Earlier into my listening days, I may have written him off just because he was described as country music.
We all get older, and we hopefully realize that everything we were so sure about was absolutely wrong.
Due to a country music craze in college, I was exposed to modern country radio hits constantly. For years, I would be that guy that would say ‘I like a lot of music, except country.’
Townes van Zandt’s music came to me after I had been primed by two artists: Scrapper Blackwell and Alvin Youngblood Hart.
Blackwell’s song Nobody Loves You When You’re Down and Out really stood out to me. For some reason it reminded me of the song You’ve Got a Friend in Me from Toy Story.
This association made me begin to wake up to the possibility that country music was approachable for me.
Alvin Youngblood Hart is a contemporary artist who I discovered by chance while roving on YouTube. When I dug into his music, my favorite tracks were his country inspired tunes.
His song Tallacatcha really stood out to me:
These two artists primed me for Townes van Zandt’s music coming to me in exactly the right place and time.
I was ready for an artist like him and I was holed-up reading about music in a rainy hotel in Salzburg.
Although it was not the first time I had seen Van Zandt’s name, this time I stopped and listened.
Waitin’ Around to Die was the first song I came across:
What Townes taught me, is that I can feel the expression of his art, even though it’s clothed in a country approach. The music permeated the hard shell I had put up against country music touching me.
Thank god it did.
When something we resent becomes something we love, it shows how many little ideals we baselessly hold onto.
It also shows us the process of letting go.
I love how we learn lessons through a seemingly disconnected series of events lining up perfectly.
When we see the result, we cannot imagine life having worked any differently.
Everything is easier to see in retrospect though—
—and the journey always continues.
I love country blues music.
I’m not talking about electric guitars and shuffle rhythms.
I’m talking about the real old blues.
The country-blues were regional African-American folk musics. These sounds laid the foundation for music today, and continues to be present, even if it’s just an esoteric ghost of a memory.
I found this music during a long journey, meandering through genres and artists, not knowing what I was looking for until I found it.
My journey started with the Grateful Dead. I always liked the acoustic songs like Brokedown Palace, Ripple, and Black Peter. This was Clue #1 to what I was looking for.
Clue #2 was when I started listening to Neil Young and Leonard Cohen. I was really drawn to their earlier music— their unconventional voices and acoustic guitar accompaniment struck me.
Young’s and Cohen’s music seemed so immediate and self-sufficient. I felt that these singers were drawing on something rich.
A source I could feel but not understand.
Clue #3 hit me like a train— it was like lenses suddenly snapping into focus.

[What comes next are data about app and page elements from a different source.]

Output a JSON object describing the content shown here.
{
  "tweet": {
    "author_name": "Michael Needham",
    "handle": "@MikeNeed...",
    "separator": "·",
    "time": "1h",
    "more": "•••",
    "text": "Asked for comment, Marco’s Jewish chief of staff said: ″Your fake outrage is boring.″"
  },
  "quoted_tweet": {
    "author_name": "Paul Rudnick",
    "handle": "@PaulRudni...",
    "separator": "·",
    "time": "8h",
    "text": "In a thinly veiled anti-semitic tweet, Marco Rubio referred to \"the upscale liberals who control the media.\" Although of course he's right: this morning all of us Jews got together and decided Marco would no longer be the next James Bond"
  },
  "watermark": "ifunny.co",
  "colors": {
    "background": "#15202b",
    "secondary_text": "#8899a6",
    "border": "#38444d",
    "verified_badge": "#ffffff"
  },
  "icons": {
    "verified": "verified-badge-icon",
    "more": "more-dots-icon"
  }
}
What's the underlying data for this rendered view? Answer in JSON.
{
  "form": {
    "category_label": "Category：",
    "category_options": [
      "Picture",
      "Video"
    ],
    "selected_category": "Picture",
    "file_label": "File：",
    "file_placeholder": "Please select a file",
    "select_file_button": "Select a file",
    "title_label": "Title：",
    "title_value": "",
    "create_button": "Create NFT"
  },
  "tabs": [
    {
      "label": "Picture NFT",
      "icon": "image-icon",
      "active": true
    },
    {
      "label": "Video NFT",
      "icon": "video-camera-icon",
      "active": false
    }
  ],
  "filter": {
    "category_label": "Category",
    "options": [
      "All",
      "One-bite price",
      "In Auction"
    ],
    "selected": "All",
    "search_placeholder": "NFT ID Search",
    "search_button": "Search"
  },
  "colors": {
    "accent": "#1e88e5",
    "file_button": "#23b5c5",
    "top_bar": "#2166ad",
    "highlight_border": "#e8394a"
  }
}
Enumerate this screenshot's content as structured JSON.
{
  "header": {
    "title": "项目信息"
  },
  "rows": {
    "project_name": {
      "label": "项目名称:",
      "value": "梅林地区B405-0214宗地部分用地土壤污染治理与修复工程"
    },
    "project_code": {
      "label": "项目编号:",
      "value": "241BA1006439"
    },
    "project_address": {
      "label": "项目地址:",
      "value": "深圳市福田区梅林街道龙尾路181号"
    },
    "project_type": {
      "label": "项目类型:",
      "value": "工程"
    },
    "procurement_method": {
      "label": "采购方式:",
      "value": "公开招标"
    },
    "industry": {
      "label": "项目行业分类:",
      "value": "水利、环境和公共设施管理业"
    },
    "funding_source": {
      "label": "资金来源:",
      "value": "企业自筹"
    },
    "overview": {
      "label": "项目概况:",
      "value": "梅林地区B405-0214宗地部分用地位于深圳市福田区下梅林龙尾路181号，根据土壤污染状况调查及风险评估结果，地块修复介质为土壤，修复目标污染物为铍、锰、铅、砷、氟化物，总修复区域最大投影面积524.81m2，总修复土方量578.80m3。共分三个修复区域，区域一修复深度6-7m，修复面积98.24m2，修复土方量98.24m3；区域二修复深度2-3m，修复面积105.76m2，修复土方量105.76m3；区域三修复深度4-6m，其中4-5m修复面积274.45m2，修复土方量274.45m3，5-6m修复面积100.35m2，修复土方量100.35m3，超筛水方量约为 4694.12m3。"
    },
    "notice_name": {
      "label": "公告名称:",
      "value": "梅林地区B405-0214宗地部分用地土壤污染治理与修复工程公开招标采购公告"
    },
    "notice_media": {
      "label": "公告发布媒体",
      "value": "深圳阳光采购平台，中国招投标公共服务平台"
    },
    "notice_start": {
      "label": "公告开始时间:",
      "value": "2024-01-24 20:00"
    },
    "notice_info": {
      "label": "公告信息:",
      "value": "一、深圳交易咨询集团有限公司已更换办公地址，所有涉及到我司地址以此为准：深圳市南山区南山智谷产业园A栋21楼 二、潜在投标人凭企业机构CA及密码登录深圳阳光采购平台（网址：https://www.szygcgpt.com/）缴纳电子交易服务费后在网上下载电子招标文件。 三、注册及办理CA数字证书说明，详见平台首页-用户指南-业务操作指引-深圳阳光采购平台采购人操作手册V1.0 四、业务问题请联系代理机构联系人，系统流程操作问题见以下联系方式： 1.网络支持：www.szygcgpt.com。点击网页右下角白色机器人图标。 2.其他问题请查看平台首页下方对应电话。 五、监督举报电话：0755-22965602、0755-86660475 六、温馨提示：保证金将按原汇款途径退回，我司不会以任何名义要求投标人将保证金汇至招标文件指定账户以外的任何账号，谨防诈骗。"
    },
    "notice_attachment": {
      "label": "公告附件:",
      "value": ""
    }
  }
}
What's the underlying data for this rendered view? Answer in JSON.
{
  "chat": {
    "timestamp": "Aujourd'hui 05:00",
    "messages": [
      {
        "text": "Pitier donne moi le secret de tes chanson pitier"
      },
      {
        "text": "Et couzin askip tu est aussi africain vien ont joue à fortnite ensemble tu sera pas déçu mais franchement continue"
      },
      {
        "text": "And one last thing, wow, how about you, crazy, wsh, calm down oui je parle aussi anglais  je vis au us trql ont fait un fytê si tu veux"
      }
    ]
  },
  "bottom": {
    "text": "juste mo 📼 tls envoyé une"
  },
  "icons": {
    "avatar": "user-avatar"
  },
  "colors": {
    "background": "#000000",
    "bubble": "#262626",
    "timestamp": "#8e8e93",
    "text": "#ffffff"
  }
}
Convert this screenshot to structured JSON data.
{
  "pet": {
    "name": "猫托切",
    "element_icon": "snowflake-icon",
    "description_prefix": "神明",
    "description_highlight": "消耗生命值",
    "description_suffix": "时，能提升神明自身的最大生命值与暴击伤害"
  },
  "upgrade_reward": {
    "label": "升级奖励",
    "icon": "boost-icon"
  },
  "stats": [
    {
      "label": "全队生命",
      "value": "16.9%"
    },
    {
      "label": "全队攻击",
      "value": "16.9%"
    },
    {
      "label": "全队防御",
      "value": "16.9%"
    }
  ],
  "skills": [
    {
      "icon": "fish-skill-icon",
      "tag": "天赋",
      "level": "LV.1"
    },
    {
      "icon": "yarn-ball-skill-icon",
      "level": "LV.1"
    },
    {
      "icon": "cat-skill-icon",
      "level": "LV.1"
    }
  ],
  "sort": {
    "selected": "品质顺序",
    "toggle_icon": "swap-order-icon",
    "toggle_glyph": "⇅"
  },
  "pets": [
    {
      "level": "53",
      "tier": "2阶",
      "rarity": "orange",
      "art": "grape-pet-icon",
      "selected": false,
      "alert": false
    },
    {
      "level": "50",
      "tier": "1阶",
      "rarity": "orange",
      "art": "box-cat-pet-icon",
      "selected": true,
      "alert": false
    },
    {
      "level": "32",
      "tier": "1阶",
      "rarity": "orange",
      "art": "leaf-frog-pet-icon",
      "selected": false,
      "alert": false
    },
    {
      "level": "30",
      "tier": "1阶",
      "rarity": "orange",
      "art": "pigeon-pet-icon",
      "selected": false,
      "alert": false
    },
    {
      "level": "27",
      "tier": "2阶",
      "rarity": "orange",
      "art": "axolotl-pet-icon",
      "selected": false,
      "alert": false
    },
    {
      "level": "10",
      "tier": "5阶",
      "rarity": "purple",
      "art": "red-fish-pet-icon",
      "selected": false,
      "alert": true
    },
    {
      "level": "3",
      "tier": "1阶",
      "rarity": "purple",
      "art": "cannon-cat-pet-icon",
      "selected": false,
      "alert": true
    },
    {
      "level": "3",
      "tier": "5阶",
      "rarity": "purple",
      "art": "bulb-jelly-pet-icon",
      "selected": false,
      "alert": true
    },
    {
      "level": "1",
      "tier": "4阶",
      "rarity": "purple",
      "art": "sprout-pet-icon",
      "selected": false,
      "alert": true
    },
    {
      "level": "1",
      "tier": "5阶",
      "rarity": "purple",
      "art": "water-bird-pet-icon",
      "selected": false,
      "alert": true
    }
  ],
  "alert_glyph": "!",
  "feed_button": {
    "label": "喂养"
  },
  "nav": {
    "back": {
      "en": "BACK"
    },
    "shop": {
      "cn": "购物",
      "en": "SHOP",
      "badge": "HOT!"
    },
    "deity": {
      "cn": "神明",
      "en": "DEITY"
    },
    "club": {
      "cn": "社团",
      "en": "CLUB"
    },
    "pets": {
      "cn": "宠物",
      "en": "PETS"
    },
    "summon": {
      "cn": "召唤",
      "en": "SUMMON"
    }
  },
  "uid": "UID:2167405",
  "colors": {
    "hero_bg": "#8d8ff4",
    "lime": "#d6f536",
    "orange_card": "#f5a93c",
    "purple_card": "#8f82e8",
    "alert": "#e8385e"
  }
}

The path on my journey was illuminated.
This moment occurred when I stumbled on a video of the blues singer Lightning Hopkins playing Baby, Please Don’t Go.
Afterwards I thought to myself: This is how the guitar is supposed to sound.
My new mission was to capture and fill my head with that sound.
Have I been able to capture it? No, because that’s the journey. Discovering the blues was just the clearest step on the journey thus far.
What I did manage to capture was the realization that I’m drawn to the image and sounds of the lone singer-songwriter bearing themselves to the world.
In order to express themselves in a way that touches us, they have to tap into that rich channel.
I feel like when I play guitar for people, or hear the music of one of these singer-songwriters, I get to tap into that richness and get to experience it again.
If only for those moments.
My journey has led me to many interesting stations, and I am excited to share them with you.
If you haven’t heard the old country blues music, listen to it.
It will give you the foundation to understand where all the music we love came from and also hopefully make you feel like I did when I first heard it.